The ideal leader is willing to sacrifice everything of himself to his mission and to ask nothing in return. Napoleon Bonaparte’s invasion of Russia, Kara Mustafa Pasa’s assault on Vienna, and John Milton’s fall of Lucifer are all examples of leaders at the height of their power being undone when pride drives them to overreach the limits of their resources for victories that would have been prestigious but of questionable material and strategic value. They did not put the security and prosperity of the state above their own egos, a failure that echoes as loudly through history as any of their achievements.

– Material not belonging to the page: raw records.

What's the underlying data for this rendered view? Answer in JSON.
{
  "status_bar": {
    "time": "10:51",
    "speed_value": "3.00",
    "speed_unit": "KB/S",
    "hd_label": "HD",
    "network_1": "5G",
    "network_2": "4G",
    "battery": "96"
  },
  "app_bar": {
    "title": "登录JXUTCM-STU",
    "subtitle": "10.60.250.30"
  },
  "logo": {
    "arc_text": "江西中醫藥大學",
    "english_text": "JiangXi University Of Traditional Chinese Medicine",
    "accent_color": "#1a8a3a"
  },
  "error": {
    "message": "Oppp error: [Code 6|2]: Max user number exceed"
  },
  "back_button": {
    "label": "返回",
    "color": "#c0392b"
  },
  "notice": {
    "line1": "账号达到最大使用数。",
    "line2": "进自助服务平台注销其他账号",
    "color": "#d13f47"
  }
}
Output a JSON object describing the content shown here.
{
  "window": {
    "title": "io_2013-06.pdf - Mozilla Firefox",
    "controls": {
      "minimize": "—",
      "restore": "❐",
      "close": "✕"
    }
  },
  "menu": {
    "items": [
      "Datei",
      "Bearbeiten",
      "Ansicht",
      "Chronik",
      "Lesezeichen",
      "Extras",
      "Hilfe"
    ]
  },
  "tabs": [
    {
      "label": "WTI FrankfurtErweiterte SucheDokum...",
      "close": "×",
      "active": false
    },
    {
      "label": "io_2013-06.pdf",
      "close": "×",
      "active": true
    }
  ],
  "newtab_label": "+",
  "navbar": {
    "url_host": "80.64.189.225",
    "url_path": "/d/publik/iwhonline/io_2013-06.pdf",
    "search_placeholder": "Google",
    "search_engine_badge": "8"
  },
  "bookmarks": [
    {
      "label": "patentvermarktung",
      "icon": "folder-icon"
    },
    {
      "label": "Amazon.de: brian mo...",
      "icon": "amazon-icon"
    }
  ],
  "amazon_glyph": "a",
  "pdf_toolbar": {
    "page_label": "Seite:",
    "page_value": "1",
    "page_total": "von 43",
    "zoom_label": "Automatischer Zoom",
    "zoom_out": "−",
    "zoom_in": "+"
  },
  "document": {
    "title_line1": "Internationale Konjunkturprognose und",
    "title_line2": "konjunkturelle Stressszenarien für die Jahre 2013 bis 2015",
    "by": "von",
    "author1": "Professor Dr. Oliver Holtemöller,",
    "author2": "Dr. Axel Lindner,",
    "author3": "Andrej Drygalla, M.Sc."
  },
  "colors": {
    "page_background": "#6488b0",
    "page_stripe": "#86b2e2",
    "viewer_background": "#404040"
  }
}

Selfless leaders shape themselves to the demands of the position rather than forcing the system to adjust to their personalities and demands. All traits, abilities, and skills become tools for leaders to employ in service to the state. Paramount is the ability to know, for any given situation, what is required of them and the individuals they lead in order to accomplish the mission. Great leaders must develop judgment that relies first on information and second on the ability to translate information into action. Battlefield information is very important, but leaders must also have the background knowledge of what to do with that intelligence. They must also understand the motivations of their sailors and servicemen and how to best employ them; this is another kind of information, and acquiring it takes patience and diligence. Thousands of books, studies, and articles cover a vast field of knowledge applicable to us as U.S. Navy leaders. No one will ever be able to read and store all of this information. But it should be our constant quest to learn more, know more, and better apply that knowledge. Marcus Aurelius would have considered such study part of his duty as emperor. Our duty to our country does not end with our assigned tasks; we must be dedicated always to improving ourselves so that we may better serve our country.
Heroic models will never go away as a teaching tool. The Navy will never stop trying to define the qualities required to succeed, or figure out better ways to teach, instill, or bring out those qualities. It is our responsibility not just to mimic our predecessors, no matter how successful they were. We must understand the underlying reasons for their success. It is our duty to put aside the personal affinity we might feel toward any of these models and root out the principles on which we must each construct our own identity as leaders. The world could be filled with beautiful copies of St. Peter’s Basilica, but wouldn’t it be better filled with a thousand unique cathedrals all sharing the same principles of structural integrity?
Lieutenant League serves as the submarine-operations officer for Commander, Destroyer Squadron Seven. He conducted a historic home port shift to Singapore to serve as the operational commander for USS Freedom (LCS-1) and coordinate the CARAT series of bi-lateral exercises with regional partners. His previous assignments include electrical officer, chemical and radiological controls assistant, intel officer, and assistant operations on board the USS North Carolina (SSN-777).